mal•po•si•tion

(ˌmæl pəˈzɪʃ ən)

n.
faulty or wrong position, esp. of a fetus in the uterus.
[1830–40]
Random House Kernerman Webster's College Dictionary, © 2010 K Dictionaries Ltd. Copyright 2005, 1997, 1991 by Random House, Inc. All rights reserved.
ThesaurusAntonymsRelated WordsSynonymsLegend:
Noun1.malposition - faulty positionmalposition - faulty position      
spatial relation, position - the spatial property of a place where or way in which something is situated; "the position of the hands on the clock"; "he specified the spatial relations of every piece of furniture on the stage"
Based on WordNet 3.0, Farlex clipart collection. © 2003-2012 Princeton University, Farlex Inc.
Translations

mal·po·si·tion

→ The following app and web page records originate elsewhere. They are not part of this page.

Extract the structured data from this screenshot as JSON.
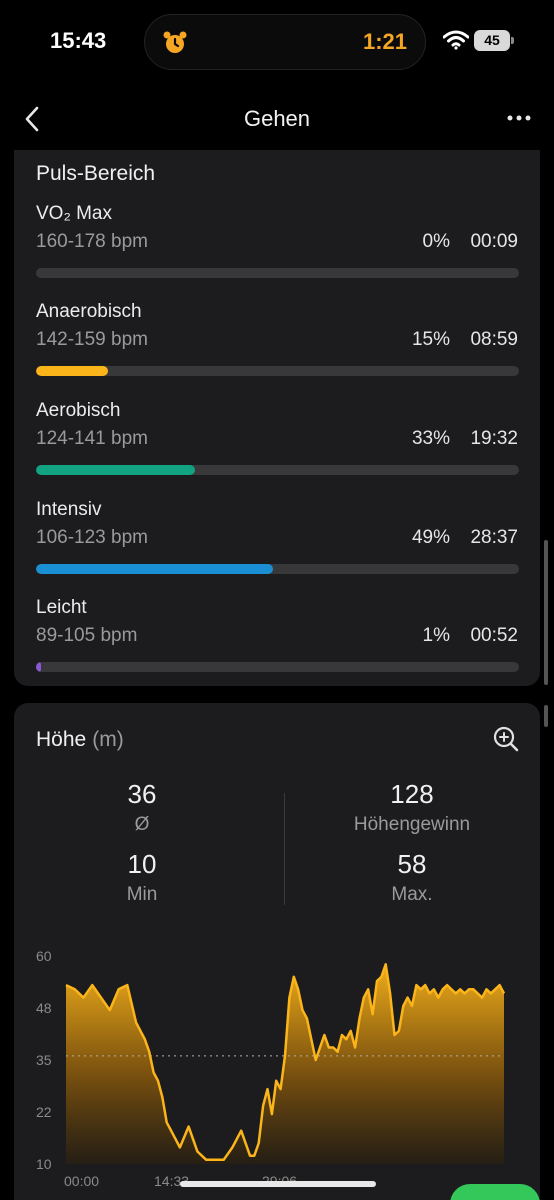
{
  "status_bar": {
    "time": "15:43",
    "timer": "1:21",
    "battery": "45"
  },
  "header": {
    "title": "Gehen"
  },
  "heart_rate": {
    "title": "Puls-Bereich",
    "zones": [
      {
        "name": "VO₂ Max",
        "range": "160-178 bpm",
        "percent": "0%",
        "time": "00:09",
        "fill": 0.0,
        "color": "#e24f3f"
      },
      {
        "name": "Anaerobisch",
        "range": "142-159 bpm",
        "percent": "15%",
        "time": "08:59",
        "fill": 0.15,
        "color": "#fbb51a"
      },
      {
        "name": "Aerobisch",
        "range": "124-141 bpm",
        "percent": "33%",
        "time": "19:32",
        "fill": 0.33,
        "color": "#11a382"
      },
      {
        "name": "Intensiv",
        "range": "106-123 bpm",
        "percent": "49%",
        "time": "28:37",
        "fill": 0.49,
        "color": "#1b8fd4"
      },
      {
        "name": "Leicht",
        "range": "89-105 bpm",
        "percent": "1%",
        "time": "00:52",
        "fill": 0.01,
        "color": "#8a57d6"
      }
    ]
  },
  "altitude": {
    "title": "Höhe",
    "unit": "(m)",
    "stats": {
      "avg": {
        "value": "36",
        "label": "Ø"
      },
      "gain": {
        "value": "128",
        "label": "Höhengewinn"
      },
      "min": {
        "value": "10",
        "label": "Min"
      },
      "max": {
        "value": "58",
        "label": "Max."
      }
    }
  },
  "chart_data": {
    "type": "area",
    "yticks": [
      "60",
      "48",
      "35",
      "22",
      "10"
    ],
    "ylim": [
      10,
      60
    ],
    "xticks": [
      "00:00",
      "14:33",
      "29:06"
    ],
    "xlim": [
      0,
      100
    ],
    "avg_line": 36,
    "color": "#fbb51a",
    "x": [
      0,
      2,
      4,
      6,
      8,
      10,
      12,
      14,
      16,
      18,
      19,
      20,
      21,
      22,
      23,
      24,
      26,
      28,
      30,
      32,
      34,
      36,
      38,
      40,
      42,
      43,
      44,
      45,
      46,
      47,
      48,
      49,
      50,
      51,
      52,
      53,
      54,
      55,
      56,
      57,
      58,
      59,
      60,
      61,
      62,
      63,
      64,
      65,
      66,
      67,
      68,
      69,
      70,
      71,
      72,
      73,
      74,
      75,
      76,
      77,
      78,
      79,
      80,
      81,
      82,
      83,
      84,
      85,
      86,
      87,
      88,
      89,
      90,
      91,
      92,
      93,
      94,
      95,
      96,
      97,
      98,
      99,
      100
    ],
    "y": [
      53,
      52,
      50,
      53,
      50,
      47,
      52,
      53,
      44,
      40,
      37,
      32,
      30,
      26,
      20,
      18,
      14,
      19,
      13,
      11,
      11,
      11,
      14,
      18,
      12,
      12,
      15,
      24,
      28,
      22,
      30,
      28,
      36,
      50,
      55,
      52,
      47,
      45,
      40,
      35,
      38,
      41,
      38,
      38,
      37,
      41,
      40,
      42,
      38,
      45,
      50,
      52,
      46,
      54,
      55,
      58,
      51,
      41,
      42,
      48,
      50,
      48,
      53,
      52,
      53,
      51,
      52,
      50,
      52,
      53,
      52,
      51,
      52,
      51,
      52,
      52,
      51,
      50,
      52,
      51,
      52,
      53,
      51
    ]
  }
}
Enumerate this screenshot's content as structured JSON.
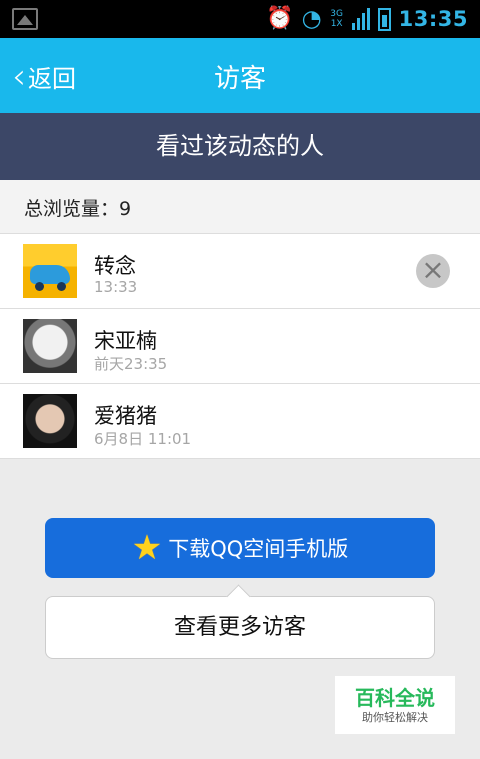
{
  "status_bar": {
    "time": "13:35",
    "network_top": "3G",
    "network_bottom": "1X"
  },
  "title_bar": {
    "back_label": "返回",
    "title": "访客"
  },
  "section": {
    "title": "看过该动态的人"
  },
  "summary": {
    "label": "总浏览量：9"
  },
  "visitors": [
    {
      "name": "转念",
      "time": "13:33",
      "has_remove": true
    },
    {
      "name": "宋亚楠",
      "time": "前天23:35",
      "has_remove": false
    },
    {
      "name": "爱猪猪",
      "time": "6月8日 11:01",
      "has_remove": false
    }
  ],
  "actions": {
    "download_label": "下载QQ空间手机版",
    "more_visitors_label": "查看更多访客"
  },
  "watermark": {
    "title": "百科全说",
    "subtitle": "助你轻松解决"
  },
  "colors": {
    "title_bar": "#19b8ec",
    "section_header": "#3c4767",
    "download_button": "#176ddc",
    "status_icons": "#33b5e5",
    "watermark": "#27b95b"
  },
  "icons": [
    "gallery-icon",
    "alarm-icon",
    "wifi-icon",
    "cellular-signal-icon",
    "battery-icon",
    "back-chevron-icon",
    "remove-icon",
    "star-icon"
  ]
}
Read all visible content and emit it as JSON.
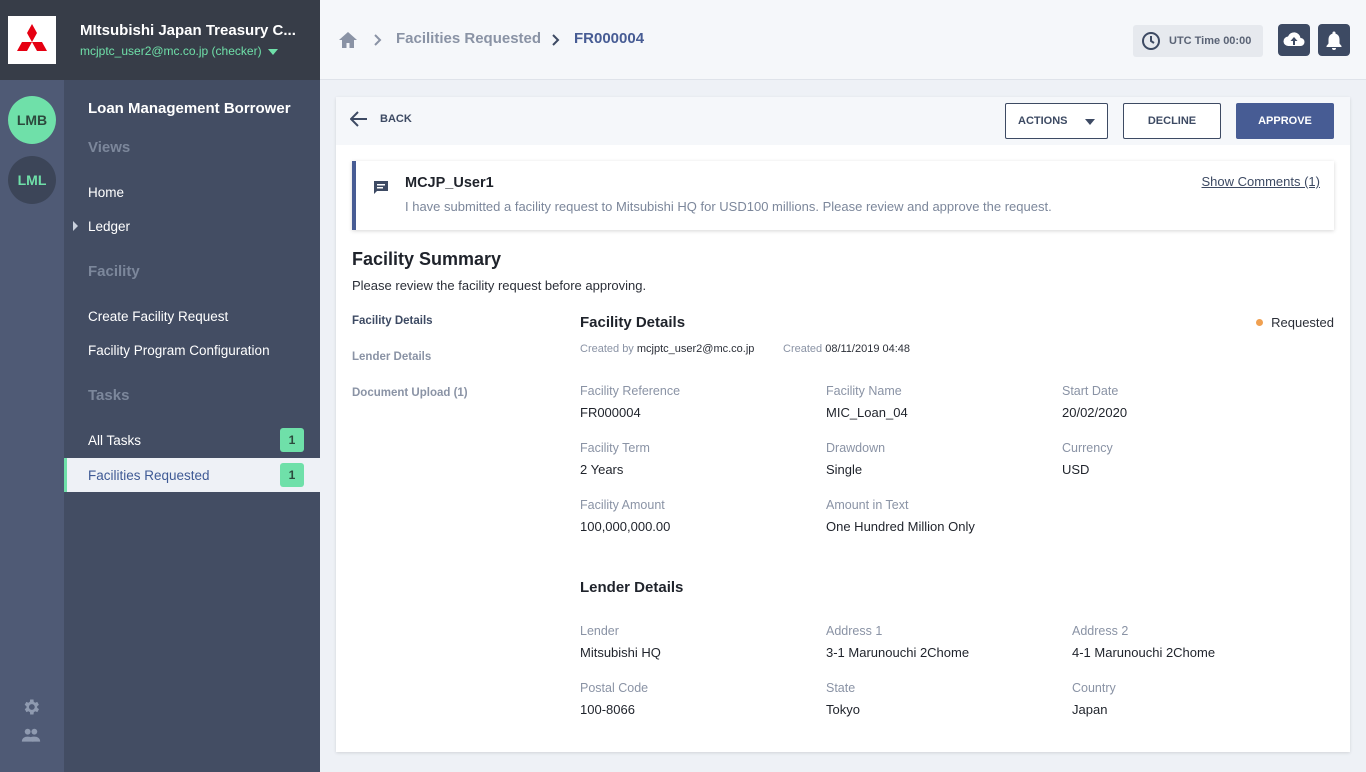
{
  "brand": {
    "org_name": "MItsubishi Japan Treasury C...",
    "user": "mcjptc_user2@mc.co.jp (checker)"
  },
  "rail": {
    "apps": [
      "LMB",
      "LML"
    ]
  },
  "sidebar": {
    "module_title": "Loan Management Borrower",
    "views_label": "Views",
    "home": "Home",
    "ledger": "Ledger",
    "facility_label": "Facility",
    "create_facility_request": "Create Facility Request",
    "facility_program_configuration": "Facility Program Configuration",
    "tasks_label": "Tasks",
    "all_tasks": "All Tasks",
    "all_tasks_count": "1",
    "facilities_requested": "Facilities Requested",
    "facilities_requested_count": "1"
  },
  "topbar": {
    "breadcrumb_parent": "Facilities Requested",
    "breadcrumb_current": "FR000004",
    "utc_time": "UTC Time 00:00"
  },
  "toolbar": {
    "back": "BACK",
    "actions": "ACTIONS",
    "decline": "DECLINE",
    "approve": "APPROVE"
  },
  "comment": {
    "user": "MCJP_User1",
    "text": "I have submitted a facility request to Mitsubishi HQ for USD100 millions. Please review and approve the request.",
    "show_comments": "Show Comments (1)"
  },
  "summary": {
    "title": "Facility Summary",
    "subtitle": "Please review the facility request before approving.",
    "nav": [
      "Facility Details",
      "Lender Details",
      "Document Upload (1)"
    ]
  },
  "facility_details": {
    "title": "Facility Details",
    "status": "Requested",
    "created_by_label": "Created by",
    "created_by": "mcjptc_user2@mc.co.jp",
    "created_label": "Created",
    "created": "08/11/2019 04:48",
    "fields": [
      {
        "label": "Facility Reference",
        "value": "FR000004"
      },
      {
        "label": "Facility Name",
        "value": "MIC_Loan_04"
      },
      {
        "label": "Start Date",
        "value": "20/02/2020"
      },
      {
        "label": "Facility Term",
        "value": "2 Years"
      },
      {
        "label": "Drawdown",
        "value": "Single"
      },
      {
        "label": "Currency",
        "value": "USD"
      },
      {
        "label": "Facility Amount",
        "value": "100,000,000.00"
      },
      {
        "label": "Amount in Text",
        "value": "One Hundred Million Only"
      }
    ]
  },
  "lender_details": {
    "title": "Lender Details",
    "fields": [
      {
        "label": "Lender",
        "value": "Mitsubishi HQ"
      },
      {
        "label": "Address 1",
        "value": "3-1 Marunouchi 2Chome"
      },
      {
        "label": "Address 2",
        "value": "4-1 Marunouchi 2Chome"
      },
      {
        "label": "Postal Code",
        "value": "100-8066"
      },
      {
        "label": "State",
        "value": "Tokyo"
      },
      {
        "label": "Country",
        "value": "Japan"
      }
    ]
  },
  "colors": {
    "accent_green": "#6fe0a9",
    "primary_blue": "#475c94",
    "status_requested": "#f0a050"
  }
}
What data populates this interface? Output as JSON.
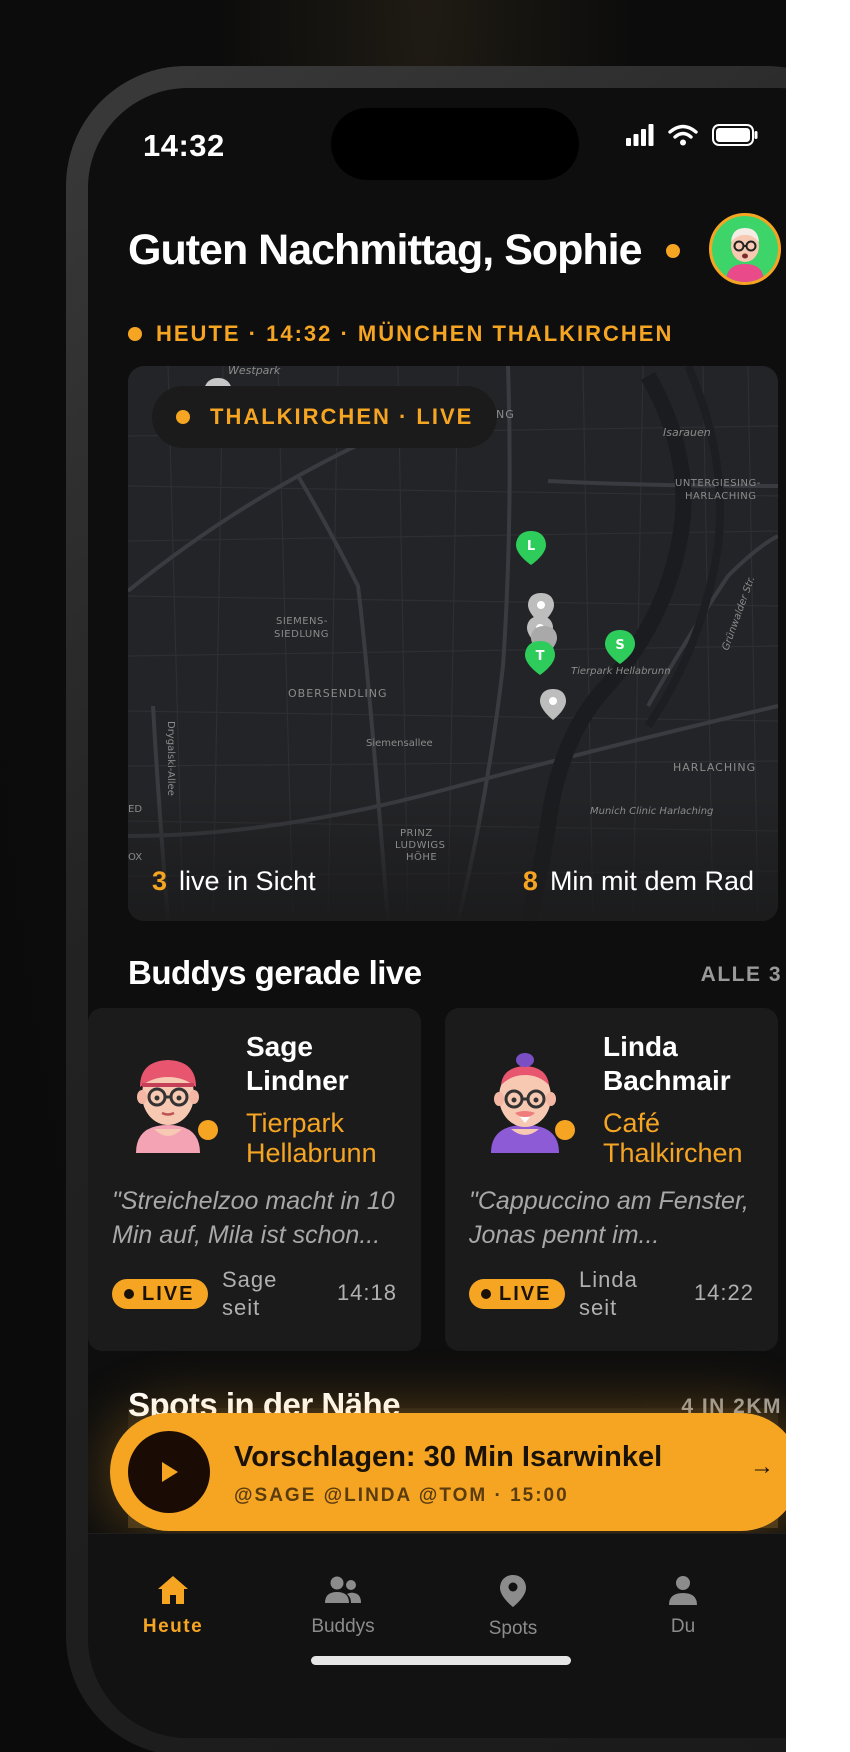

n. posición inadecuada.
English-Spanish Medical Dictionary © Farlex 2012
References in periodicals archive ?
WHAT IS YOUR APPROACH TO THE PERSISTENT OCCIPUT POSTERIOR MALPOSITION?
The average rate of complications following CTI varies from 5% to 10%,[1],[2],[3],[4] whereas immediate complications during the insertion are rare.[1],[4] In addition, the cumulative rates of early (≤24 h) and late (>24 h) complications following CTI are approximately 3% and 8%, respectively.[1],[2],[3],[5] Common CTI-related complications in the early period are drainage malposition and pneumothorax, whereas those in the late period include tube dislodgement, kinking, and infection.[2],[5]
KEYWORDS: Malposition, Dialysis catheter, Hepatic vein.
In 1954, Mead defined an impacted tooth as a tooth which is prevented from erupting into position because of malposition, lack of space or other impediments.
The aetiology of gingival recession is multifactorial.3 Several factors may play a role in gingival recession development, such as excessive or inadequate teeth brushing, destructive periodontal disease, tooth malposition, high muscle attachment and occlusal trauma.4 There remains a significant correlation between the gingival recession and some risk factors such as cigarette smoking, use of abrasive tooth powder, oral hygiene practices, braces, and occlusal injury.5 Gingival recession appears as a wedge-shaped lesion on buccal surface of the teeth, and it can occur on any tooth surface.
The other causes of CRI in our study included electrode array extrusion (3 ears) and electrode array malposition (3 ears, 2 in hypotympanum and 1 in Eustachian tube) as shown in Figure 2.
There were no early complications such as bowel perforation, stent expansion failure, and malposition, and there was no procedure-related mortality.
The insertion time; incidence of tube malposition (supine and lateral); intra-operative hypoxia and hypercapnia were recorded.
The occurrence of NGT placement failure and malposition, hypoxemia, and regurgitation was addressed in the selected studies.
Electrode malposition, a bane to the electrocardiographer, is common but rarely as egregious as in Figure 1.1 2 1 2 3 No seasoned ECG technician would have made such an error.
As the tube malposition is associated with hypoxemia, pneumothorax, right upper lobe collapse and death, rapid confirmation of proper tube placement is critical (3).